── Records

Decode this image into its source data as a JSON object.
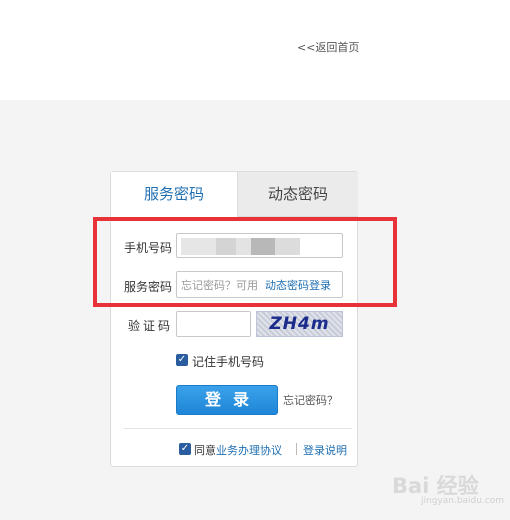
{
  "header": {
    "back_link": "<<返回首页"
  },
  "tabs": [
    {
      "label": "服务密码",
      "active": true
    },
    {
      "label": "动态密码",
      "active": false
    }
  ],
  "form": {
    "phone_label": "手机号码",
    "phone_value_obscured": true,
    "password_label": "服务密码",
    "password_placeholder_prefix": "忘记密码？可用",
    "password_placeholder_link": "动态密码登录",
    "captcha_label": "验证码",
    "captcha_text": "ZH4m",
    "remember_label": "记住手机号码",
    "remember_checked": true,
    "login_button": "登录",
    "forgot_password": "忘记密码？"
  },
  "footer": {
    "agree_prefix": "同意",
    "agreement_link": "业务办理协议",
    "agree_checked": true,
    "login_help": "登录说明"
  },
  "watermark": {
    "text": "Bai 经验",
    "sub": "jingyan.baidu.com"
  },
  "colors": {
    "accent_blue": "#1f6fb2",
    "button_blue": "#1f86d8",
    "highlight_red": "#e8323a",
    "background_gray": "#f4f4f4"
  }
}
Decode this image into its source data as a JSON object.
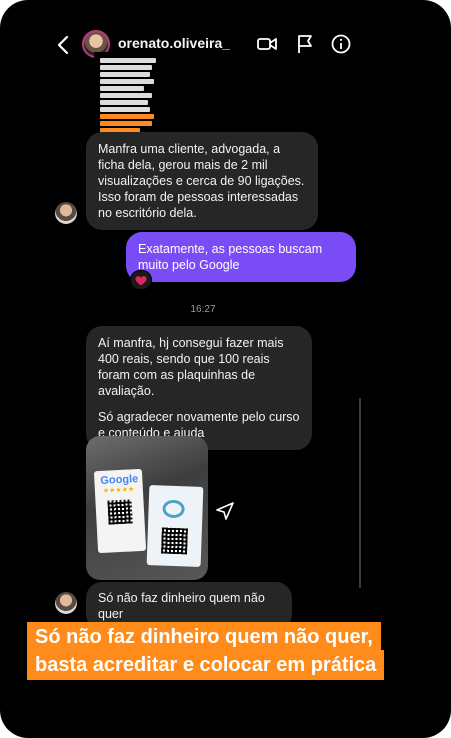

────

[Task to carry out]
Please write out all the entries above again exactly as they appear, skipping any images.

[Exercise solution]
Decode this image into its source data as a JSON object.
{
  "header": {
    "back_link": "<<返回首页"
  },
  "tabs": [
    {
      "label": "服务密码",
      "active": true
    },
    {
      "label": "动态密码",
      "active": false
    }
  ],
  "form": {
    "phone_label": "手机号码",
    "phone_value_obscured": true,
    "password_label": "服务密码",
    "password_placeholder_prefix": "忘记密码？可用",
    "password_placeholder_link": "动态密码登录",
    "captcha_label": "验证码",
    "captcha_text": "ZH4m",
    "remember_label": "记住手机号码",
    "remember_checked": true,
    "login_button": "登录",
    "forgot_password": "忘记密码？"
  },
  "footer": {
    "agree_prefix": "同意",
    "agreement_link": "业务办理协议",
    "agree_checked": true,
    "login_help": "登录说明"
  },
  "watermark": {
    "text": "Bai 经验",
    "sub": "jingyan.baidu.com"
  },
  "colors": {
    "accent_blue": "#1f6fb2",
    "button_blue": "#1f86d8",
    "highlight_red": "#e8323a",
    "background_gray": "#f4f4f4"
  }
}
Decode this image into its source data as a JSON object.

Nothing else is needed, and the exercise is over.